Among distinguished sociologists, Charles Horton Cooley was an American sociologist. Cooley refused to label himself a sociologist, and sought to merge history, philosophy, and social psychology. Charles Horton Cooley is best known for his concept of the looking glass self, a concept that a person's self grows out of society's interpersonal interactions and also the perceptions of others. The way in which the individual's sense of self is 'mirrored' and reflected through others. Cooley's The Theory of Transportation (1894), was noted for its conclusion that towns and cities tend to be located at the confluence of transportation routes, the 'break in transportation'. In Human Nature and the Social Order (1902) he detailed the way in which social responses affect the emergence of normal social participation.
Cooley extended the concept of the "looking-glass self" in Social Organization (1909), in which he sketched a comprehensive approach to society and its major processes. Cooley's 'primary group', characterized by close, intimate, face-to-face interaction, contrasted with the larger and more disparate 'nucleated group' or the 'secondary group', whose members were rarely in direct contact.
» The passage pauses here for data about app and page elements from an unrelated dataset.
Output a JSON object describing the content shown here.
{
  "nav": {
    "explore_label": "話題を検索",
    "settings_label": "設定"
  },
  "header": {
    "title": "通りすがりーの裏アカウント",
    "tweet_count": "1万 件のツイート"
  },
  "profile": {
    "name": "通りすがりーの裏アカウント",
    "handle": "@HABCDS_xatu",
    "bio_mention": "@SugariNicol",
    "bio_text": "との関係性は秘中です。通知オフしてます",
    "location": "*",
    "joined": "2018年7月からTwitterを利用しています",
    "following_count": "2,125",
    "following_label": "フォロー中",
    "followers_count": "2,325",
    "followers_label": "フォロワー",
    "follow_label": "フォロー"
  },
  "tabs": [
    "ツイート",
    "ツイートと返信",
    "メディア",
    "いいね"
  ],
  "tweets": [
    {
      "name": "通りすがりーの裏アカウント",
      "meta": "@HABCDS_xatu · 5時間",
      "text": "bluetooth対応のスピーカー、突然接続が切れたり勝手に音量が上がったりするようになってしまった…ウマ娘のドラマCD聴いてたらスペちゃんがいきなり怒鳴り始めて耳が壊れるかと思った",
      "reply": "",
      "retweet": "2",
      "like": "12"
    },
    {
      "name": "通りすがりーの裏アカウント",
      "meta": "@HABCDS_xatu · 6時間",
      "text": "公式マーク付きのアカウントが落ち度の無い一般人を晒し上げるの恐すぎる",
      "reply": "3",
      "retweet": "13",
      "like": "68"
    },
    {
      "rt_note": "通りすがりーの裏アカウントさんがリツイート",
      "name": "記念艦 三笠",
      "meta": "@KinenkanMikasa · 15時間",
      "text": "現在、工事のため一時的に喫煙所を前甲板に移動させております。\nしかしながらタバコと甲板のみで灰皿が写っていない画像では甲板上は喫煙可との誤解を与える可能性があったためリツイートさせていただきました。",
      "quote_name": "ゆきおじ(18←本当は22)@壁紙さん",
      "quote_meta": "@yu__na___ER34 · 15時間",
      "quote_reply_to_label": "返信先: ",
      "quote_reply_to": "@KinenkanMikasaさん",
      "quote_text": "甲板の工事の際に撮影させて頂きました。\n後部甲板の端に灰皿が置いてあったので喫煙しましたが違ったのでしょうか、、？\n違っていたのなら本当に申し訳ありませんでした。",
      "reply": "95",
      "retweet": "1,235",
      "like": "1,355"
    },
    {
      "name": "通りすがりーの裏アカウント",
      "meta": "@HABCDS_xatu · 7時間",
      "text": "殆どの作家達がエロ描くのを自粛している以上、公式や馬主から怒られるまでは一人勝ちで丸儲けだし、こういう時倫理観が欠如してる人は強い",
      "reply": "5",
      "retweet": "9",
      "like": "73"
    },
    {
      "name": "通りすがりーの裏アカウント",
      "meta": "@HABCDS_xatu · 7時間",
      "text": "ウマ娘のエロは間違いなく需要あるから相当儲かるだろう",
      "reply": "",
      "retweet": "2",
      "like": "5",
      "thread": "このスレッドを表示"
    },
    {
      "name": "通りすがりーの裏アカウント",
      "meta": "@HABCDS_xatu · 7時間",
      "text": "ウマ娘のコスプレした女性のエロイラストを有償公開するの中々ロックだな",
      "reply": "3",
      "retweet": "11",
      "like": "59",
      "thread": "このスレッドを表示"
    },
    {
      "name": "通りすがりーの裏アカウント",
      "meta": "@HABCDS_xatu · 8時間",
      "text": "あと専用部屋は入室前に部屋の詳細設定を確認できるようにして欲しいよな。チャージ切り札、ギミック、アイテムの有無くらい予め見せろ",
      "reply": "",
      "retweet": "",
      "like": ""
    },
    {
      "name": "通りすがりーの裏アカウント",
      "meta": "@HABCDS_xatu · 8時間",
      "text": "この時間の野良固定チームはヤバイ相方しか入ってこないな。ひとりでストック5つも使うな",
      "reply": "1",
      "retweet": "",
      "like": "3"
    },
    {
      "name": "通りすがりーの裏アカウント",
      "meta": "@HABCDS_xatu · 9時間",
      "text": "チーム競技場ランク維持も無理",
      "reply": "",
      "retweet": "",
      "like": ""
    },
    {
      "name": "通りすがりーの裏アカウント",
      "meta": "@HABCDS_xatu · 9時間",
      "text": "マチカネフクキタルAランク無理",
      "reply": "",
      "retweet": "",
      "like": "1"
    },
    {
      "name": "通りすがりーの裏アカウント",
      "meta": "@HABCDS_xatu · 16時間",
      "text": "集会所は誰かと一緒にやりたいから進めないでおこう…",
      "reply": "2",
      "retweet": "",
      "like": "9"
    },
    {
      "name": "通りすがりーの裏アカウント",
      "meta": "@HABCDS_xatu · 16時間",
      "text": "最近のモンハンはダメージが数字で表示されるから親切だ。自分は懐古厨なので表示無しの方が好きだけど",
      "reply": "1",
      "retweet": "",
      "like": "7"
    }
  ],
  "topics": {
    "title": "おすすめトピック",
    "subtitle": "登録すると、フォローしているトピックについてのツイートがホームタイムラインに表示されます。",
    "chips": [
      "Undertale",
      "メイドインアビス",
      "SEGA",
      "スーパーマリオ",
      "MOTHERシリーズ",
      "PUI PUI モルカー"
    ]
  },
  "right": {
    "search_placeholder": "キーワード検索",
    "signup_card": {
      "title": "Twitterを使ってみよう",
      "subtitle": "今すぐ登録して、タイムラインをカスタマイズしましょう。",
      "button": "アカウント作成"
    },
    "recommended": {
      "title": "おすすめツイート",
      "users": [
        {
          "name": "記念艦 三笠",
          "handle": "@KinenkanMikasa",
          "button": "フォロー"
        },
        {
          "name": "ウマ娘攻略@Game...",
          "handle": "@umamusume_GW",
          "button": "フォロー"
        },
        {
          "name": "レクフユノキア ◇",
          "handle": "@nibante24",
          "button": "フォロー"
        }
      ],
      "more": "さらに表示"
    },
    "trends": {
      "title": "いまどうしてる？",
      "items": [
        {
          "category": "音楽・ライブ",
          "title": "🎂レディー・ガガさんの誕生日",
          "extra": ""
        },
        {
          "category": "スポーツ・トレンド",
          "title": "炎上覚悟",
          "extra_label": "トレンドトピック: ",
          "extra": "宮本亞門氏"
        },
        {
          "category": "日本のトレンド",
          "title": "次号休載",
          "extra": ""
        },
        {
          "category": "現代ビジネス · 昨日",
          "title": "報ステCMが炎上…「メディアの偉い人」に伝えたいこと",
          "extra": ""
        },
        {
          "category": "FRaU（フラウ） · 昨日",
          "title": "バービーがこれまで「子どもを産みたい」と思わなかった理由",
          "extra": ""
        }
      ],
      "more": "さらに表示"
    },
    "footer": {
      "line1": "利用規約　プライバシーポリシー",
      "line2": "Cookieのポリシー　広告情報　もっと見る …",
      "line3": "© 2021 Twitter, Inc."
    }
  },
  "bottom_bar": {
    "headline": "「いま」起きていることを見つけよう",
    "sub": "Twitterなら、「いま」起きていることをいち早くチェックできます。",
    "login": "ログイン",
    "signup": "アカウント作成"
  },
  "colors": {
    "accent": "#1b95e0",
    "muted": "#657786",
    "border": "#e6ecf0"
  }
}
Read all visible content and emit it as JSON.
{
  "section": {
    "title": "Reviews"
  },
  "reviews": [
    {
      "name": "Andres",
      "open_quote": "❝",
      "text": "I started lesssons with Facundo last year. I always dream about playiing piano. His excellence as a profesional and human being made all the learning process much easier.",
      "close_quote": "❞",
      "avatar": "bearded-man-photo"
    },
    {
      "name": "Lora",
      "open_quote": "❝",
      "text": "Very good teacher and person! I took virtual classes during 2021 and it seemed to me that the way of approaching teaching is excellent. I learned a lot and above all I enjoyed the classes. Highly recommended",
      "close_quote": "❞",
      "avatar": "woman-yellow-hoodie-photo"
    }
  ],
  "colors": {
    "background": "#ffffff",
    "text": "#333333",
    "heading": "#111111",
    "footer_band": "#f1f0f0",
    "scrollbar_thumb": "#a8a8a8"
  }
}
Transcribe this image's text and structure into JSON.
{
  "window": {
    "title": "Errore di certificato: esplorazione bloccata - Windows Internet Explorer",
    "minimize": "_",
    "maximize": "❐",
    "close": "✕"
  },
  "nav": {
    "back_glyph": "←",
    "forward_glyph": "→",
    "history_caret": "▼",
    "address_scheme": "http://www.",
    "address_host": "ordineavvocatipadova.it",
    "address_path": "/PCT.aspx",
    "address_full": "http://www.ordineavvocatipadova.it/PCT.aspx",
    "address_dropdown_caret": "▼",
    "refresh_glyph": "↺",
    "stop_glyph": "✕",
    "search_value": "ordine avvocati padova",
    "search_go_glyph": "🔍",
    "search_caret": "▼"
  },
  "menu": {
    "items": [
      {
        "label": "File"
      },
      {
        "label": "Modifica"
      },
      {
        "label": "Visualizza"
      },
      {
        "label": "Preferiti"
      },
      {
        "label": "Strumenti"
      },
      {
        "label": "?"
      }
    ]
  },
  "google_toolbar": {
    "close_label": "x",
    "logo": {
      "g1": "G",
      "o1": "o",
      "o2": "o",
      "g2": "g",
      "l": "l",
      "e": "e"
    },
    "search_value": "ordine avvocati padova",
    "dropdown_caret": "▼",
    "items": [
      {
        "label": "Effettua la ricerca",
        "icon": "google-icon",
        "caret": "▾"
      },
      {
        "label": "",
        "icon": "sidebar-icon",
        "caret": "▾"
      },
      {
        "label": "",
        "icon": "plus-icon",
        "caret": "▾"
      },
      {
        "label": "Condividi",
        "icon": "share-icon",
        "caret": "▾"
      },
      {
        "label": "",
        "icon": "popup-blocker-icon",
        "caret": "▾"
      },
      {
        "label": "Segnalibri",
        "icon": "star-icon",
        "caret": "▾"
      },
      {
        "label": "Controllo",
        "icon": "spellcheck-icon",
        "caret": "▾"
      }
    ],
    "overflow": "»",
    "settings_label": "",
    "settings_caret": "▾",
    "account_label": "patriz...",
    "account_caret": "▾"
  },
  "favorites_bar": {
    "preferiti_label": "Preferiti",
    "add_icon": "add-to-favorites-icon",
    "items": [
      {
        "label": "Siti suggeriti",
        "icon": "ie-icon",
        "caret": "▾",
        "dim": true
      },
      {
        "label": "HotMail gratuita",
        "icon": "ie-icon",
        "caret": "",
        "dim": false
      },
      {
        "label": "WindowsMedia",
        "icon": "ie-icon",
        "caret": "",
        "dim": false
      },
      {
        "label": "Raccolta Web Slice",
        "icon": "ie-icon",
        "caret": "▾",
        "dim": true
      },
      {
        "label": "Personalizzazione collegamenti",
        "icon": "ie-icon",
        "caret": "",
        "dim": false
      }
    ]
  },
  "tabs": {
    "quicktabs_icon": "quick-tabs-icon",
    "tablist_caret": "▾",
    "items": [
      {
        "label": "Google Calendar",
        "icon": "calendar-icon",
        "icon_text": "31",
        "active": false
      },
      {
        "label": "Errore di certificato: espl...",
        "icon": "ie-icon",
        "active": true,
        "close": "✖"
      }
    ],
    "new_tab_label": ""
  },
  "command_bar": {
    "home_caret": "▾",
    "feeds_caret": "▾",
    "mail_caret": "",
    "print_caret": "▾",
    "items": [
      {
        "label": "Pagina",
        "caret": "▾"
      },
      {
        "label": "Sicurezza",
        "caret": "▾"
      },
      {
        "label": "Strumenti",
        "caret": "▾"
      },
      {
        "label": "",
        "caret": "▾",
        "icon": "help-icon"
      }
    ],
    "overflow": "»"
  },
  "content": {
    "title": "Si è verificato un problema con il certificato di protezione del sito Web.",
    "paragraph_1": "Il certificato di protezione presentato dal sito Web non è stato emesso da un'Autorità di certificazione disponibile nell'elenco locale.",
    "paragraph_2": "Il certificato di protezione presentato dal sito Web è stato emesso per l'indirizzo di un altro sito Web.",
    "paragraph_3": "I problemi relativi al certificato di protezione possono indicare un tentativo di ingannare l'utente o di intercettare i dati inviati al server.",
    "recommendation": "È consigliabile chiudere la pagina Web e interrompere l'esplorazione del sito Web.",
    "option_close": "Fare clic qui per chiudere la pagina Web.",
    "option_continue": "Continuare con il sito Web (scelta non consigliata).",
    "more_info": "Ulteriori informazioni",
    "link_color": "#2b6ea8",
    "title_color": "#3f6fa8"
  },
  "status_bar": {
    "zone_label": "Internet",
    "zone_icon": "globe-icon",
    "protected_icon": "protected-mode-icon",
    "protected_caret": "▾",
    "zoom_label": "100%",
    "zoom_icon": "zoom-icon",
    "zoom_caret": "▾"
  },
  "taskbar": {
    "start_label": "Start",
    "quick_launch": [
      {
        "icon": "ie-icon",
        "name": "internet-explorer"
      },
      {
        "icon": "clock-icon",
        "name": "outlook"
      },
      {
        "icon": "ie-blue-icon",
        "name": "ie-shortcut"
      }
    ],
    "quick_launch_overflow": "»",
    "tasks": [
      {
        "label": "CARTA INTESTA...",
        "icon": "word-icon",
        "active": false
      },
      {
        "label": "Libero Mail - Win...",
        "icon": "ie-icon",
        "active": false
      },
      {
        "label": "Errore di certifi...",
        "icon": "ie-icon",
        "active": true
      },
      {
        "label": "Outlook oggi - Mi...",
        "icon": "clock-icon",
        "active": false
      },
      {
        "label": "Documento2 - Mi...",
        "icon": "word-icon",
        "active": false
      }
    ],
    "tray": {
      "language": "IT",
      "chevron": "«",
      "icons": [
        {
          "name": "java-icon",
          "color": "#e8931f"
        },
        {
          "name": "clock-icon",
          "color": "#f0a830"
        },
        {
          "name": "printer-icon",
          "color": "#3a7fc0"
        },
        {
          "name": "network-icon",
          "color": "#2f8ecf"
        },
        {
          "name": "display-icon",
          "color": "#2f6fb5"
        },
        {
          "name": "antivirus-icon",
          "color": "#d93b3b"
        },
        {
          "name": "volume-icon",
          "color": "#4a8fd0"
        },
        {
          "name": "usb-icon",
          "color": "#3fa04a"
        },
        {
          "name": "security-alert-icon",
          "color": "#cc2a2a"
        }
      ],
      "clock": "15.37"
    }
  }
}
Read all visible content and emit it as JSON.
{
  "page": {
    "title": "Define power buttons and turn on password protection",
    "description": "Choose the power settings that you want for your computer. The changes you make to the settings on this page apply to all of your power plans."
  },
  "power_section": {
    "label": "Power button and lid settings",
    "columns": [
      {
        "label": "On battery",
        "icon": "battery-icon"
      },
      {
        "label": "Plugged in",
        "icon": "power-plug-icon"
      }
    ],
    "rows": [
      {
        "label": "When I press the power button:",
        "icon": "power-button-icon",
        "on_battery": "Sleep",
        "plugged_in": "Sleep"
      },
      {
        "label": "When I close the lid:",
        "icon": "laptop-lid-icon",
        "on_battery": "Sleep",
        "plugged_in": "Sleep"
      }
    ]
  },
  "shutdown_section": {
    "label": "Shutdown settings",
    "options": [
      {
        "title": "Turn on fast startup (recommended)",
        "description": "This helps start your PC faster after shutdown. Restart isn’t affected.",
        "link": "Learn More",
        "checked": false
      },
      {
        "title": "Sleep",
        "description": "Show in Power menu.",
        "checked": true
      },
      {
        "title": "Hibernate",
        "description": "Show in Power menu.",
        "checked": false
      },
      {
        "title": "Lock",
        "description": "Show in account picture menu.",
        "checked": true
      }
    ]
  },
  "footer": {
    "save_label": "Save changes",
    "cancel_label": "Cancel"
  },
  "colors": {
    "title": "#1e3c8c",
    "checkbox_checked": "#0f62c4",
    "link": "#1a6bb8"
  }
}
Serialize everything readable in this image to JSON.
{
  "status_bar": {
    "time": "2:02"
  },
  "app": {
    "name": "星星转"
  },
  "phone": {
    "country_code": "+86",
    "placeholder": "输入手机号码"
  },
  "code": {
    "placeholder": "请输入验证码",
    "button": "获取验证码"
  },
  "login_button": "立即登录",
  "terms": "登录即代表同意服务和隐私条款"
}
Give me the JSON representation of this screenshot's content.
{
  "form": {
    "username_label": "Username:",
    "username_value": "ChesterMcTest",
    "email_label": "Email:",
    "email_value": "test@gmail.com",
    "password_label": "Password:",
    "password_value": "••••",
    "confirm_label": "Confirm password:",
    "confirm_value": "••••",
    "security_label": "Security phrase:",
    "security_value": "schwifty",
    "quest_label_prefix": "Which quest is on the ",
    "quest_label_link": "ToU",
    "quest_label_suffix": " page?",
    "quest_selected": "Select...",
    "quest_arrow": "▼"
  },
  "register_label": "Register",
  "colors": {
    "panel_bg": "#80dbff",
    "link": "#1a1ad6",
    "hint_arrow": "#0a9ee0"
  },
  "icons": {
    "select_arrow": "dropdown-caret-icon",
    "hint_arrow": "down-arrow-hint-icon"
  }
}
Charles Horton Cooley was a founding member of the American Sociological Association. In Human Nature and the Social Order (1902) he foreshadowed George Herbert Mead's discussion of the symbolic ground of the self by detailing the way in which social responses affect the emergence of normal social participation.
Cooley viewed society as a constant experiment in enlarging social experience and in coordinating variety. Cooley analyzed the operation of such complex social forms as formal institutions and social class systems. Class differences reflect different contributions to society.